Scotland’s top judge Lord President Lord Brian Gill fiercely opposes calls for any form of transparency & public accountability of the judiciary and Scotland’s Courts.
Over the course of nearly two years, Scotland’s top judge Lord Gill waged an aggressive campaign against a Scottish Parliament investigation into calls for a register of judicial interests. The register proposal would reveal the judiciarys’ vast personal, undeclared wealth, extensive family and business connections throughout the legal profession, links to big business, offshore trusts & investments, ownership of numerous and high value properties through a variety of ‘creative’ arrangements, directorships, shareholdings, and even unpublished criminal records of members of the judiciary.
Lord Gill refused at least two invitations to appear before the Scottish Parliament to give evidence and face questions on his opposition to the proposal to create a register of judicial interests. The top judge has also used the Scotland Act as a loophole to avoid further scrutiny on the matter.
Lord Gill’s challenge to MSPs declared judicial opposition to transparency. In Lord Gill’s opening letter to MSPs on the call for a register of judicial interests, the judge claimed “In practical terms it would be impossible for all judicial office holders to identify all the interests that could conceivably arise in any future case. The terms of the Judicial Oath and the Statement of Principles of Judicial Ethics ensure that such a difficulty does not arise and that the onus is on the judicial office holder to declare any interest at the outset.”
In what was a hint of the sheer hostility felt by the judiciary against a call to bring transparency to judges interests, Lord Gill went onto accuse the media, press, litigants, court users and just about everyone else with an interest in transparency of being potentially hostile and aggressive, simply because someone may wish to raise questions of judges interests similar to the same kinds of questions which are raised of interests in other public officials and those in public life, politics & government.
And, if MSPs were unsure of the depth of Lord Gill’s attitude towards transparency, the top judge went on to refuse to appear before the Scottish Parliament, and used a loophole in the Scotland Act to justify his sweeping declaration he did not require to answer questions from Scotland’s democratically elected politicians.
Lord Gill’s use of Scotland Act against MSPs was reported in the media. Writing in a letter to msps, Lord Gill implied cooperation with Parliament would be withdrawn over calls to make judges more transparent in register : “Section 23(7) of the Scotland Act provides inter alia that the Parliament may not require a judge to attend its proceedings for the purposes of giving evidence. This is not a loophole. It is a necessary part of the constitutional settlement by which the Parliament is established. Its purpose is to protect the independence of the judiciary, a vital constitutional principle that is declared in section 1 of the Judiciary and Courts (Scotland) Act 2008”

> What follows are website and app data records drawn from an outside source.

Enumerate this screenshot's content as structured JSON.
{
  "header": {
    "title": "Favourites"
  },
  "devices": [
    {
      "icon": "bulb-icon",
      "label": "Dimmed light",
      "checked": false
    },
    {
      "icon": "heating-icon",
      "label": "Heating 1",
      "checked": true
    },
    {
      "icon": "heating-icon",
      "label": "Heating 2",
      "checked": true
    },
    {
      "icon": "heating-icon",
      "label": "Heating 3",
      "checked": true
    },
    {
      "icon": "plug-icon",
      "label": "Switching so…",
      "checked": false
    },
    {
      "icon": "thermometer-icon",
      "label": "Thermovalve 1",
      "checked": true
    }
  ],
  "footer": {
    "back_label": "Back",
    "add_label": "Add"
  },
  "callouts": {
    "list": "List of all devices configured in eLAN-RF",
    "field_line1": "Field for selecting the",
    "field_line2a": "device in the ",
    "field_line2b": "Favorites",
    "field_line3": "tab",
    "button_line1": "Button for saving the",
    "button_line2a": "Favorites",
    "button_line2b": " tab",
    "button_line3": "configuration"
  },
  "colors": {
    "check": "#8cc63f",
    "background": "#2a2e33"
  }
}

The judge continued: “When a committee invites a judge to give evidence before it, I have to decide whether the subject matter might infringe the principle of judicial independence; and whether the evidence required could be satisfactorily given in writing.”
As Scotland’s top judge continued to oppose the creation of a register of interests, MSPs held a debate in the Scottish Parliament’s main chamber on Thursday 7 October 2014, which saw cross party support for the proposal. MSPs overwhelmingly supported motion S4M-11078 – in the name of Public Petitions Convener David Stewart MSP on petition PE1458, urging the Scottish Government to give further consideration to a register of interests for judges.
The parliamentary debate was reported along with video footage & the official record, here: Debating the Judges & here : Top judge & Scottish Government told to rethink refusal on declarations of judges as Holyrood MSPs support calls to create a register of judicial interests
Previous articles on the lack of transparency within Scotland’s judiciary, investigations by Justice Diary including reports from the media, and video footage of debates at the Scottish Parliament’s Public Petitions Committee can be found here : A Register of Interests for Scotland’s Judiciary